─── Information shown

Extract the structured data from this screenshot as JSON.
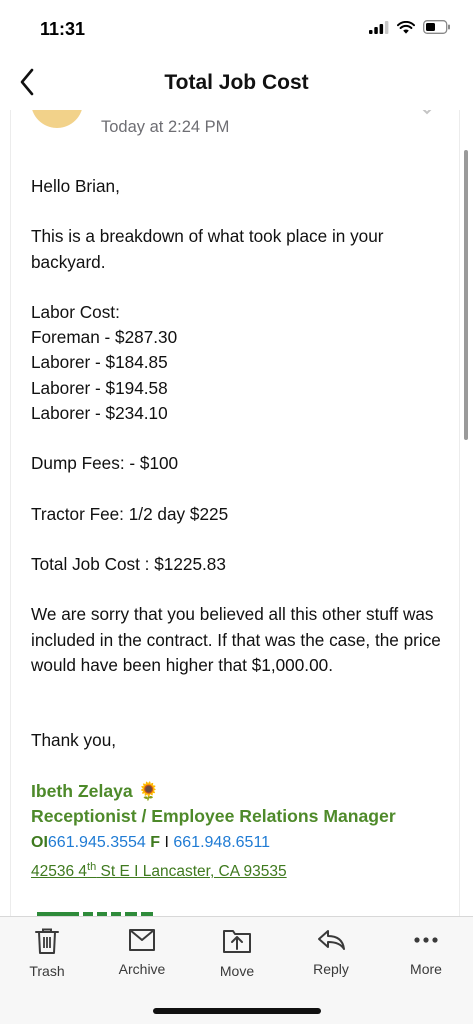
{
  "status_bar": {
    "time": "11:31"
  },
  "nav": {
    "title": "Total Job Cost"
  },
  "email": {
    "date": "Today at 2:24 PM",
    "greeting": "Hello Brian,",
    "intro": "This is a breakdown of what took place in your backyard.",
    "labor_heading": "Labor Cost:",
    "labor_items": [
      "Foreman - $287.30",
      "Laborer - $184.85",
      "Laborer - $194.58",
      "Laborer - $234.10"
    ],
    "dump_fees": "Dump Fees: - $100",
    "tractor_fee": "Tractor Fee: 1/2 day $225",
    "total": "Total Job Cost : $1225.83",
    "apology": "We are sorry that you believed all this other stuff was included in the contract. If that was the case, the price would have been higher that $1,000.00.",
    "closing": "Thank you,"
  },
  "signature": {
    "name": "Ibeth Zelaya",
    "emoji": "🌻",
    "role": "Receptionist / Employee Relations Manager",
    "office_label": "O",
    "office_sep": "I",
    "office_number": "661.945.3554",
    "fax_label": "F",
    "fax_sep": "I",
    "fax_number": "661.948.6511",
    "address_number": "42536 4",
    "address_suffix": "th",
    "address_rest": " St E I Lancaster, CA 93535"
  },
  "toolbar": {
    "trash": "Trash",
    "archive": "Archive",
    "move": "Move",
    "reply": "Reply",
    "more": "More"
  },
  "colors": {
    "signature_green": "#4e8a2a",
    "link_blue": "#1f7bd4",
    "avatar": "#f2d28a",
    "toolbar_icon": "#3a3a3a"
  }
}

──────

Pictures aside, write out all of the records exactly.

Extract the structured data from this screenshot as JSON.
{
  "status_bar": {
    "time": "11:31"
  },
  "nav": {
    "title": "Total Job Cost"
  },
  "email": {
    "date": "Today at 2:24 PM",
    "greeting": "Hello Brian,",
    "intro": "This is a breakdown of what took place in your backyard.",
    "labor_heading": "Labor Cost:",
    "labor_items": [
      "Foreman - $287.30",
      "Laborer - $184.85",
      "Laborer - $194.58",
      "Laborer - $234.10"
    ],
    "dump_fees": "Dump Fees: - $100",
    "tractor_fee": "Tractor Fee: 1/2 day $225",
    "total": "Total Job Cost : $1225.83",
    "apology": "We are sorry that you believed all this other stuff was included in the contract. If that was the case, the price would have been higher that $1,000.00.",
    "closing": "Thank you,"
  },
  "signature": {
    "name": "Ibeth Zelaya",
    "emoji": "🌻",
    "role": "Receptionist / Employee Relations Manager",
    "office_label": "O",
    "office_sep": "I",
    "office_number": "661.945.3554",
    "fax_label": "F",
    "fax_sep": "I",
    "fax_number": "661.948.6511",
    "address_number": "42536 4",
    "address_suffix": "th",
    "address_rest": " St E I Lancaster, CA 93535"
  },
  "toolbar": {
    "trash": "Trash",
    "archive": "Archive",
    "move": "Move",
    "reply": "Reply",
    "more": "More"
  },
  "colors": {
    "signature_green": "#4e8a2a",
    "link_blue": "#1f7bd4",
    "avatar": "#f2d28a",
    "toolbar_icon": "#3a3a3a"
  }
}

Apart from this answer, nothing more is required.